It is important to underline how the role of humans is fundamental in achieving sustainable objectives even related to their own health, according to the Healthy Cities definition stating that urban settlements are “those urban centers that continuously creating and improving those physical and social environments, encouraging the expansion of resources and making people in conditions to support each other in performing and developing all the daily activities.” [17]. All the instances discussed in this macro-area aim at improving the overall quality of life by providing strategies that could be adopted during the design phase.

4 Conclusions

This research project could be considered a starting point to disseminate methods, tools and indicators to design (if applied preliminarily to the project by architects and urban planners) and assess (if used from the LHAs) the public spaces’ environmental quality, according to the international scenario [20], where several frameworks - mainly conscious about the urban quality assessment - are frequently used, like those one cited in the introduction.

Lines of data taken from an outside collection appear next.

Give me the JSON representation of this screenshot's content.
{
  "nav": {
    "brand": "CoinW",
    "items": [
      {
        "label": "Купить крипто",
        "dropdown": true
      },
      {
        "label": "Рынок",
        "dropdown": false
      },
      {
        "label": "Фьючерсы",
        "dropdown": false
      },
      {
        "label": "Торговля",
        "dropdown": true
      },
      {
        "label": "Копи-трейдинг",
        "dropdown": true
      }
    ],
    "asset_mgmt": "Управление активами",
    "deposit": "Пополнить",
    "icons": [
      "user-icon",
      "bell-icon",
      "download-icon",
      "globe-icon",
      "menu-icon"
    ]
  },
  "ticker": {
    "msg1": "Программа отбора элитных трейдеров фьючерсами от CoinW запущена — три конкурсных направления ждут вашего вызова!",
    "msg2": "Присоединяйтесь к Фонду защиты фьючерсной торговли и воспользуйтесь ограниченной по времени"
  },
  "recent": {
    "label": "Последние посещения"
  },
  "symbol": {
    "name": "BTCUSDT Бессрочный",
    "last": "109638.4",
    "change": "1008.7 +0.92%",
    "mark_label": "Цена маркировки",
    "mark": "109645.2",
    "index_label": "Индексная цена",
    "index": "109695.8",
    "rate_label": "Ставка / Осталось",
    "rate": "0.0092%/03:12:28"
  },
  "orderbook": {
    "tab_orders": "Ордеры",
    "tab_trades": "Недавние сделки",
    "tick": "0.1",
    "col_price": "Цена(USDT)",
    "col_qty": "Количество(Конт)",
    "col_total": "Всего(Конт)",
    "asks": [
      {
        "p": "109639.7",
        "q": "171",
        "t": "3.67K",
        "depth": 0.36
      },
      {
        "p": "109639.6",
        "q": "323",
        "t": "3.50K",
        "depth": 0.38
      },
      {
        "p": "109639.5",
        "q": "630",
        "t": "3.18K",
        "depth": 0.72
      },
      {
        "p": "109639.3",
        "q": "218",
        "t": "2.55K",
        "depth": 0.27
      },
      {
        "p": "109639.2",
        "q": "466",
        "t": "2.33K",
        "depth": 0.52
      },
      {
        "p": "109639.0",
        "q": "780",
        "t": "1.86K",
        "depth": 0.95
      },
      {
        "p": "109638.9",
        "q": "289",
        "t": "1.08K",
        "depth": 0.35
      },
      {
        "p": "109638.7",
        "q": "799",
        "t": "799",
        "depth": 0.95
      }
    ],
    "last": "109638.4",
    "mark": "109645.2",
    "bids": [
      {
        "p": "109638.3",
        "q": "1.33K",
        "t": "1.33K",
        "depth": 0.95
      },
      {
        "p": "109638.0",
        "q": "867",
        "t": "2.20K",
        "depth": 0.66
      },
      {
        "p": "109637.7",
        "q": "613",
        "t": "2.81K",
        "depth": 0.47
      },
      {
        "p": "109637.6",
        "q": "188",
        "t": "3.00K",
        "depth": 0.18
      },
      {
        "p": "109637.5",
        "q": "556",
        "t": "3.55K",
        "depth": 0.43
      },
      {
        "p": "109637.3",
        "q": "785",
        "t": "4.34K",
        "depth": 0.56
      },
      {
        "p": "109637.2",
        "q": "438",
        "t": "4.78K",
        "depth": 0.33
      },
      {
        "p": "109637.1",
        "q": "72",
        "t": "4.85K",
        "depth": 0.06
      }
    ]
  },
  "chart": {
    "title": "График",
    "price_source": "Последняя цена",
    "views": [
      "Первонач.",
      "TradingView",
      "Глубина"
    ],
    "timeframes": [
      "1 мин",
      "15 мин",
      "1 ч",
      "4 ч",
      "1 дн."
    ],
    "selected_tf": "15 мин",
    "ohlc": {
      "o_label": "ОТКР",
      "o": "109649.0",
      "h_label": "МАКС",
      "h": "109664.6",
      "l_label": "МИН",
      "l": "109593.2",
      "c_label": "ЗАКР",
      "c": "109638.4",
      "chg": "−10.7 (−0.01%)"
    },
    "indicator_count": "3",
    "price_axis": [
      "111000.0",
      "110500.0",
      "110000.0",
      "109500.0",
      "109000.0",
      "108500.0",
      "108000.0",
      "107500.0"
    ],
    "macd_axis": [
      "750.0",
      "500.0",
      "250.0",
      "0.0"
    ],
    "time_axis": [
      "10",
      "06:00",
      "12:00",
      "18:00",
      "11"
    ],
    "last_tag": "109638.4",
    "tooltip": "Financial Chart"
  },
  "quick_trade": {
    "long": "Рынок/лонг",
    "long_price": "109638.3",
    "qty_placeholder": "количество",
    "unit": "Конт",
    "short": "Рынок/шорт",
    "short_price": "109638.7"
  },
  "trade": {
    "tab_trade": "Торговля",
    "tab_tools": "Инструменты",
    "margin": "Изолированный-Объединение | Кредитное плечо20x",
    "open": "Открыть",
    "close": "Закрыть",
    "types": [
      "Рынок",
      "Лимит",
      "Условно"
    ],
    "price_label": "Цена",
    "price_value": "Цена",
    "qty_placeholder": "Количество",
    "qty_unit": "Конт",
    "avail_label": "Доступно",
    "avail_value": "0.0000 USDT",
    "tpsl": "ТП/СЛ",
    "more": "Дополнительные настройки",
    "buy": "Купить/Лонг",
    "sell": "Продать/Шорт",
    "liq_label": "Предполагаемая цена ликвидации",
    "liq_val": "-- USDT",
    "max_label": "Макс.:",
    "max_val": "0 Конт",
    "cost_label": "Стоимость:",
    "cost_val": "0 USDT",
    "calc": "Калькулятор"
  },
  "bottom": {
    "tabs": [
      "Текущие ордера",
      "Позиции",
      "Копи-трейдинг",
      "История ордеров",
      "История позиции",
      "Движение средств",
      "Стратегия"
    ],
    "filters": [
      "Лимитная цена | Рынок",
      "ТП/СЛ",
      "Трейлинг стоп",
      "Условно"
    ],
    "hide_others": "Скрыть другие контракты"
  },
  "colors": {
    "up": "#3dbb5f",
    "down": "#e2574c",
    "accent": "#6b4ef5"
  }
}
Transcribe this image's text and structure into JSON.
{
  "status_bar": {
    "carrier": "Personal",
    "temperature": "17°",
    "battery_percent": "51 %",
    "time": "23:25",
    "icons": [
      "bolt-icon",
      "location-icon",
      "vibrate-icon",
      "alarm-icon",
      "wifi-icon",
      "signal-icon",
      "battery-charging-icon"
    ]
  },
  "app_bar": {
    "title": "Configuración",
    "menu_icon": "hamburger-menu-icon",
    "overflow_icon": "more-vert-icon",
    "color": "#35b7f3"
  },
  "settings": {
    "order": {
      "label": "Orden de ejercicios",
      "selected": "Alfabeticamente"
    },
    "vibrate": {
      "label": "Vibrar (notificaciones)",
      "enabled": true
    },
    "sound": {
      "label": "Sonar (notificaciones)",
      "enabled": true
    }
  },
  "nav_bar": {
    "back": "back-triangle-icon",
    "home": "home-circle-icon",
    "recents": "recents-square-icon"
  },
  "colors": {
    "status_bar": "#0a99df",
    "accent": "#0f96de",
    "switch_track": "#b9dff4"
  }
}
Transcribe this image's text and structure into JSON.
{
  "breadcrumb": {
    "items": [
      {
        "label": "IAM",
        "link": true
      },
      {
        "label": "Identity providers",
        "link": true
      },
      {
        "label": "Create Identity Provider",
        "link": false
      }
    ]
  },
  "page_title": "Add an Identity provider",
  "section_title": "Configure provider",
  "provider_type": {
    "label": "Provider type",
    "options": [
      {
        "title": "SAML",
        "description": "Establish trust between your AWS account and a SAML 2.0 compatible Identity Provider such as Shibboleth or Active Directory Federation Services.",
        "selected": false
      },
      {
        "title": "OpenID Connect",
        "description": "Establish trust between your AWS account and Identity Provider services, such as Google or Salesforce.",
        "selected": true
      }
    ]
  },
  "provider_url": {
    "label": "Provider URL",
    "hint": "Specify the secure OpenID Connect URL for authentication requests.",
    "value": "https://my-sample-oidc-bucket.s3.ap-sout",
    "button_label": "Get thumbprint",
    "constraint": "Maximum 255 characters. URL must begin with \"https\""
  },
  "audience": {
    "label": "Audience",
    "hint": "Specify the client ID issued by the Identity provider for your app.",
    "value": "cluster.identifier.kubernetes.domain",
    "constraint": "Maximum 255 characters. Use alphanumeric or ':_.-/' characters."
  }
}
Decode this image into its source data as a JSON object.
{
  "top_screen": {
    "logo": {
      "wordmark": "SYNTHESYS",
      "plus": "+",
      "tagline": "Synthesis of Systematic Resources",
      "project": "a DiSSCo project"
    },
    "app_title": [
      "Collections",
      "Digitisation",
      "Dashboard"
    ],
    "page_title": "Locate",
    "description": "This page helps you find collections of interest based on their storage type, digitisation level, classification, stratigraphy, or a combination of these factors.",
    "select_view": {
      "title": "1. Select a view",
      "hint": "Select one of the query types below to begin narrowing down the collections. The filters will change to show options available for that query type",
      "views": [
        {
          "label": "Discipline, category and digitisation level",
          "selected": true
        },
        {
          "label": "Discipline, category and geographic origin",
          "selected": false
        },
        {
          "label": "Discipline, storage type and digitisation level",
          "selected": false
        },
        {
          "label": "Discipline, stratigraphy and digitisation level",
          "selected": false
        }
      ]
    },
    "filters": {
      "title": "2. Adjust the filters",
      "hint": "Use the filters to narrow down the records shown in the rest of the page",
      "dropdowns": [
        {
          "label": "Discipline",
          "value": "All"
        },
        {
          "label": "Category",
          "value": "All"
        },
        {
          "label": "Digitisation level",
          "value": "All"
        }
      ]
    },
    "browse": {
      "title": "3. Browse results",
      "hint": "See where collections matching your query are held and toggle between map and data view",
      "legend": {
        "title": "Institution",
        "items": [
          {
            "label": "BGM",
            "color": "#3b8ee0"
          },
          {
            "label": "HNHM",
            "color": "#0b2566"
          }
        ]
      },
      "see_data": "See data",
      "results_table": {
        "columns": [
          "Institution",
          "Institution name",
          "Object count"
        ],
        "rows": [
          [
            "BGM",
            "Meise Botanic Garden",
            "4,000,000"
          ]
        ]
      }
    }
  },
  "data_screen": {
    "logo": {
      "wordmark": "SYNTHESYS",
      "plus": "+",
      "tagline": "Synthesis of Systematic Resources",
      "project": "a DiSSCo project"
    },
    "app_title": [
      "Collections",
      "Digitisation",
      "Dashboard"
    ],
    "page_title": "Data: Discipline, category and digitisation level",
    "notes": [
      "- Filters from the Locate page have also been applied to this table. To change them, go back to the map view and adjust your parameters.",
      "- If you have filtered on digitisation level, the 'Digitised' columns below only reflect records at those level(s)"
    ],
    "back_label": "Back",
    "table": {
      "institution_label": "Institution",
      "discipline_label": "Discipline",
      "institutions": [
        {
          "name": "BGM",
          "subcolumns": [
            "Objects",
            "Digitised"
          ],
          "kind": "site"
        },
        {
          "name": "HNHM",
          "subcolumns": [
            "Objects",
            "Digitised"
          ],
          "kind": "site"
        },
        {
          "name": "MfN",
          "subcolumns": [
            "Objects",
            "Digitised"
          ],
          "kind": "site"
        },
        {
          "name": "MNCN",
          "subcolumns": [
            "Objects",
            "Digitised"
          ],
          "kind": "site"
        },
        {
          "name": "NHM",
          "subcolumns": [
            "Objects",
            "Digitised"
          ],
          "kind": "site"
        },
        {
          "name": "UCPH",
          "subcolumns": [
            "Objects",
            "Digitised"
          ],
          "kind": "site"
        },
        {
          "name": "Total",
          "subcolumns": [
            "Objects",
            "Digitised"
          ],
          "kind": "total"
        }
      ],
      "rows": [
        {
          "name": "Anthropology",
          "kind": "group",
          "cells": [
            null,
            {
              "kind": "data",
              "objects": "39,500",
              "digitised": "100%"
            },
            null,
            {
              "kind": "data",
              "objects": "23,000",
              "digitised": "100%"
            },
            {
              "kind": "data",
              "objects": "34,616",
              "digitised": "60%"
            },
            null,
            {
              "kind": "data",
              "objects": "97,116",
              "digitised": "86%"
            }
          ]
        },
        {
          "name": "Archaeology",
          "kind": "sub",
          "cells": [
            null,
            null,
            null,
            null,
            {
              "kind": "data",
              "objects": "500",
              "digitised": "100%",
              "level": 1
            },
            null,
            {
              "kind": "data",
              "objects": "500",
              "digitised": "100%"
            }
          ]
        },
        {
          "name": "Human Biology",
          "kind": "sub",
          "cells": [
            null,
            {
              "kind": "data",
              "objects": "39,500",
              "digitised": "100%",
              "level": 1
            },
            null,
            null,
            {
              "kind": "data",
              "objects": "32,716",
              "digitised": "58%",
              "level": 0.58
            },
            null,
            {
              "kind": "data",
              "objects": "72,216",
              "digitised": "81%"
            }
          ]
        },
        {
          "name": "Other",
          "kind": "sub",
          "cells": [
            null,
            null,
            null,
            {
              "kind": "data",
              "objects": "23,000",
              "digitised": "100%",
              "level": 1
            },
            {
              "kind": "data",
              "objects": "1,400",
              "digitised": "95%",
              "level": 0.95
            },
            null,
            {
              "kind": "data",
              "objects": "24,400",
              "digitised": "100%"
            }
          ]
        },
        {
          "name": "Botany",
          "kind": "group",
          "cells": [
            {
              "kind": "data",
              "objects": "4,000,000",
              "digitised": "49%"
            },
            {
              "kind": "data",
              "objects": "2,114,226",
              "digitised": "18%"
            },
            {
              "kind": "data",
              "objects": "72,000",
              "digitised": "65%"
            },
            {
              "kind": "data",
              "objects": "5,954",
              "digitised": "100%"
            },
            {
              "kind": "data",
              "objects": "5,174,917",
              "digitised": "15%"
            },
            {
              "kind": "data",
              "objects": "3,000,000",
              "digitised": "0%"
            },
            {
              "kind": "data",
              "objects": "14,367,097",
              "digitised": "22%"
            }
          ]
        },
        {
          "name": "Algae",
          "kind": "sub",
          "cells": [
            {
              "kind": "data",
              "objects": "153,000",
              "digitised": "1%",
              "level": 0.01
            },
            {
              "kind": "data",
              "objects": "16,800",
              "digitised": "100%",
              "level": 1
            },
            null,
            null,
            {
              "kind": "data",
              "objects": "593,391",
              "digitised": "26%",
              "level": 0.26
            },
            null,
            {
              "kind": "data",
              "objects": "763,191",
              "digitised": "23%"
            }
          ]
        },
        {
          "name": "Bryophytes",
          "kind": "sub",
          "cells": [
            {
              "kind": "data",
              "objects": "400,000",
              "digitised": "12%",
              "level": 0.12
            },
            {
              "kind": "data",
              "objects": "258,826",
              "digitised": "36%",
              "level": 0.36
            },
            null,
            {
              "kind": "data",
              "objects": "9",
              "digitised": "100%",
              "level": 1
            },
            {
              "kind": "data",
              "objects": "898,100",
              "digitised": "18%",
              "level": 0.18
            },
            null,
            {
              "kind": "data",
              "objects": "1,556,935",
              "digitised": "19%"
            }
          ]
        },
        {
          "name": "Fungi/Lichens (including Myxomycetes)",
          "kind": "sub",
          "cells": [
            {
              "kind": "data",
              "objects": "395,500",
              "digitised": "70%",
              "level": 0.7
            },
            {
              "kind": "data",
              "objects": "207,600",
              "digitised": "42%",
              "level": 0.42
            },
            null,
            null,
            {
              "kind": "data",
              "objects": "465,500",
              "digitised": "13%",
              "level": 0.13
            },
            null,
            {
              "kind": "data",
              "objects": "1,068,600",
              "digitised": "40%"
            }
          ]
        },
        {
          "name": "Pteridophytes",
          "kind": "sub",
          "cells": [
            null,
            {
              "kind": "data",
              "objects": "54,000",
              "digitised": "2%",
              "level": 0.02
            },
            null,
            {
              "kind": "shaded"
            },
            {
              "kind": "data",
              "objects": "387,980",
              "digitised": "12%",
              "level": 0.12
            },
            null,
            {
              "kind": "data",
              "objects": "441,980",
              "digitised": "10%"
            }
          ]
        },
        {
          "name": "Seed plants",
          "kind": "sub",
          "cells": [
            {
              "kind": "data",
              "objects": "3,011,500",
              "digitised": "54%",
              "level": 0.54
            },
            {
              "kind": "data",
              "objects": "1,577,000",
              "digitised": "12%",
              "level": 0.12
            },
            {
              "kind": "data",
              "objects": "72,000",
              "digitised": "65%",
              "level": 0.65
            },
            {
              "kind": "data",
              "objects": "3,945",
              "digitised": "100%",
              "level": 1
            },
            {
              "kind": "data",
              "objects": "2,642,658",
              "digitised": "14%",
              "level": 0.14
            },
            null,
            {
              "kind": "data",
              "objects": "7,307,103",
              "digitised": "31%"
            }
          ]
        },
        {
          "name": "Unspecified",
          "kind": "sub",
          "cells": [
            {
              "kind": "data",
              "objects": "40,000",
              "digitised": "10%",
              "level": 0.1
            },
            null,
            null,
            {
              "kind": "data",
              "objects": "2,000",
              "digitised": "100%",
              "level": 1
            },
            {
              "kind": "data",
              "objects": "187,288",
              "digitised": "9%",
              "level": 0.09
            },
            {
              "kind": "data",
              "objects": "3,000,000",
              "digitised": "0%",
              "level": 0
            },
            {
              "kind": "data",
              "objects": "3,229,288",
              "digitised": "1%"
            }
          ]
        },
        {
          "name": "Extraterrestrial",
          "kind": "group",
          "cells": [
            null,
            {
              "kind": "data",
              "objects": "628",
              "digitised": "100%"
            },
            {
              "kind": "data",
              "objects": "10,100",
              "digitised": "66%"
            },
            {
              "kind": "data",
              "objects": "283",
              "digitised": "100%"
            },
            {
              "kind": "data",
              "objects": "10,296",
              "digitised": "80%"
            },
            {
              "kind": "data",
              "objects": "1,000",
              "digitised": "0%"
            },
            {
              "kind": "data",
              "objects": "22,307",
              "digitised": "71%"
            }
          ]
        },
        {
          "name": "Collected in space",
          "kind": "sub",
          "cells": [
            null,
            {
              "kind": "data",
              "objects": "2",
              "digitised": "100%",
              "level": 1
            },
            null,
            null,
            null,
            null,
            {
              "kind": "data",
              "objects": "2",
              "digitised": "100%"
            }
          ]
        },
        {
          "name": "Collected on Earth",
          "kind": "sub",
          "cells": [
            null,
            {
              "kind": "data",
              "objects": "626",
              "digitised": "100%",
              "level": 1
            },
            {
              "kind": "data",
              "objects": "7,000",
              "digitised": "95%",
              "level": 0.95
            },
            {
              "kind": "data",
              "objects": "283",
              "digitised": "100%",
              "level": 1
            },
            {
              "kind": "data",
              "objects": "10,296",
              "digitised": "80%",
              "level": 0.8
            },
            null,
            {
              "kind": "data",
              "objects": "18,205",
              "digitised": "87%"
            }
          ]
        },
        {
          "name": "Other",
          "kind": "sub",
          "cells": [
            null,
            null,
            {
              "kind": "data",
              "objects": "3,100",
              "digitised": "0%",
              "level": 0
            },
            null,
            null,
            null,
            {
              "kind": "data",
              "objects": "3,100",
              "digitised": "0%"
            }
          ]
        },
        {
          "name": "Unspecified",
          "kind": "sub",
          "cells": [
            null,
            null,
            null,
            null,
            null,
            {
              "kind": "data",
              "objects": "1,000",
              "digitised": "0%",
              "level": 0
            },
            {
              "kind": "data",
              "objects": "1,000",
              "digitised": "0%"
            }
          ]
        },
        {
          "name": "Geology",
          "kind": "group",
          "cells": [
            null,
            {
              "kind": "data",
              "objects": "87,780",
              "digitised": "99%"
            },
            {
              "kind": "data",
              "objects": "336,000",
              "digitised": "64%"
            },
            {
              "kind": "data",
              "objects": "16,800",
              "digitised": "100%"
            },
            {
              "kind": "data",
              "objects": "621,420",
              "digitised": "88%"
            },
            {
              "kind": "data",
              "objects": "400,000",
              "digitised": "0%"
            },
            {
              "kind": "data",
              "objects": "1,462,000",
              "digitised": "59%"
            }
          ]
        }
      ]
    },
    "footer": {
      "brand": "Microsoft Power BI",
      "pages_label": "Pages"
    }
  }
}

The research and application outlooks will take consistency in spreading the tool to all the LHAs, but also to the architectural and urban planning firms, in order to be applied - bilaterally - since from the early design stages.

It is necessary and crucial to evaluate the public space with qualitative frameworks and approaches, highlighting the urban context and public spaces features, experience-based oriented to promote healthy lifestyles.

Making cities healthier means to improve those physical factors - as network of public spaces, land use mix, street design, etc. - capable to create a more healthy, safe, comfortable and attractive places. Making the urban settlements more sustainable means also take care about the built environment, both in the design process and in the building features (construction materials, active and passive solar systems, environmental orientation of buildings; etc.).

The paradigm of Public Health needs to be changed, moving from a medical model, focused on the individuals, to a social model, where the health status is the result of various socio-economic, cultural and environmental factors.

A multidisciplinary approach is crucial [18,19,20], as it enable to put together different stakeholders, like epidemiologist and Public Health experts; urban planners, designers and construction technologists; Policy Makers, to enhance a direct interaction with decision-maker; and, finally, economists or valuation experts, dealing with the project feasibility studies.